A: Basically, in every aspect since much better glass with finest coating is available today and the quality of the aluminum and eloxal of the housing is extremely high.
Q: What makes your design unique in comparison with other manual lenses like Zeiss and Leica?
A: Our lenses try to capture a certain charm. With the Trioplan lenses we are not chasing maximum sharpness but we want to capture a character in the image that hi tech lenses do not want to provide. We do not think this is an either/or decision, but rather a “one as well as the other.”
Q:How durable will the movable front element of the 50mm Trioplan F2.9 be and could we see it added to other designs in the future?
A: It is durable, don’t worry. I think it is rather unique for this application. I do not think we will see it again.
Q: Will the movable front element survive a fall or bumping into a wall when slung over a shoulder?
A: Normally yes, but it is never a good idea to drop a lens or bump it into a wall.
Q: You are currently supporting a lot of mounts, but there is no rangefinder-coupled M mount option. Do you have any plans to produce a rangefinder-coupled lens in the future? I’m sure a lot of M fans would be interested and the M mount is universally adaptable among mirrorless cameras.
A: Honestly, at the moment no, but we take your suggestion seriously and will think about it. We know there are some products out in the market, especially from the far east, claiming that they work. But according to our tests none of them do. Our lenses are strictly manual.
Q: Can you go into more detail about the current state of your strong commitment to producing a substantial portion of your lenses in Germany?
A: Yes, it is relatively simple. All Trioplan lenses and future lenses of the historic Meyer lineup will be developed in Görlitz and produced 100% in Germany. We have built our own small handcraft-shop where the lenses are produced using most modern tools. We will continue with further improvements.
Q: Do you have a favorite classic Meyer photographer that might have utilized these lenses that you can share with us?
A: Ha, no. It is not up to us to pass a judgment on our photographers’ works. Please understand we try to remain a neutral status so as not to shape or define what a “correct” photo looks like. We want to unlock creativity, not limit it.
Q: I’m curious because I have been reading about Meyer Optik’s history for a few days now and it seems like there are a lot of gaps to fill on the Internet.
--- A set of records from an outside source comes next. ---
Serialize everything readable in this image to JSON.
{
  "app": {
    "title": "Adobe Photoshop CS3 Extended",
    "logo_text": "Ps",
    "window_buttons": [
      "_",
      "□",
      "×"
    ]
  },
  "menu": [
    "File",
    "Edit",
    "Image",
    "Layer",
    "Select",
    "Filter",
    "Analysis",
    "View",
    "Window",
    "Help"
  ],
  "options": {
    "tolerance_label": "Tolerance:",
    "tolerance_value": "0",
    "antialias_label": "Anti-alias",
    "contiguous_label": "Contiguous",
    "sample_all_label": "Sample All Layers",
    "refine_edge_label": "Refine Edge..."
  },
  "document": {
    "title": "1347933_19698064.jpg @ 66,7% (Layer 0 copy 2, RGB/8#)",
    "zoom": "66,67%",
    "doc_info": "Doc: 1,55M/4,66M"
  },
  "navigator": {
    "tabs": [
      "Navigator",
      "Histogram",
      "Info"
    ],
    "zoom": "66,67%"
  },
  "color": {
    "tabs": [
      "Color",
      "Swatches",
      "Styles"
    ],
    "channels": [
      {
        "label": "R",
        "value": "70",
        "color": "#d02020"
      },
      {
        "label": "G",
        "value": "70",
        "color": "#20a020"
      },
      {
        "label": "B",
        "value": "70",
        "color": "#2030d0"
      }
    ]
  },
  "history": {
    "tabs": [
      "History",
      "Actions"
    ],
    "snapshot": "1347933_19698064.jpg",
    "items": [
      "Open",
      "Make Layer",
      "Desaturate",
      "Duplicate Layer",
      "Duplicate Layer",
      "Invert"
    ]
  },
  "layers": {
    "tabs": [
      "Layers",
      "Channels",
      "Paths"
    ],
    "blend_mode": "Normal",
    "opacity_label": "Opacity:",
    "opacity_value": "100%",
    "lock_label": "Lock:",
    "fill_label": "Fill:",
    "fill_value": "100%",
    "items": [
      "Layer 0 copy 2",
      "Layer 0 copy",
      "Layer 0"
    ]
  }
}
So is there anything you think should be brought to light? I’m sure the topic could fill a book, but we have to start somewhere.
A: I think it is important to note that most unique constructions of legendary Meyer lenses took place until the late 60s. We bridge as much as 60 years from then until now, and are resurrecting those legends in a modern interpretation. These links between history and modern times have not been realized by the public, I believe. We are not just rebuilding old lenses again but we are anchoring in the past to do the innovative new stuff.
Q: What is the best way to buy Meyer Optik’s glass in the US and are there any plans to establish relationships with any particular stores so that potential customers can demo your glass in advance of purchasing it in the future or will your current model remain the same going forward?
A: We have announced our start in the US with our press release and with our Kickstarter projects. We are talking to several bigger players on the sales side in the US, but we also have a number of sales reps who will make sure that smaller retailers carry our products.
Dr. Prenzel is one of the chief engineers for the original Meyer-Optik company, and one of the world’s leading experts on the Trioplan lens. He is an instrumental part of the Meyer-Optik team in determining the materials and redesign of the new Trioplans. Dr. Prenzel is passionate about design, high-quality lenses and leading edge manufacturing.
About the author: Louis Ferriera is a second generation Leica photographer that learned analog photography on a first production year Leica M3 that he inherited from his uncle. Photography has been an avocation of his for 25 years and he became involved in professional photography when the transition to digital photography began in the 90’s.
[via PetaPixel][via PetaPixel]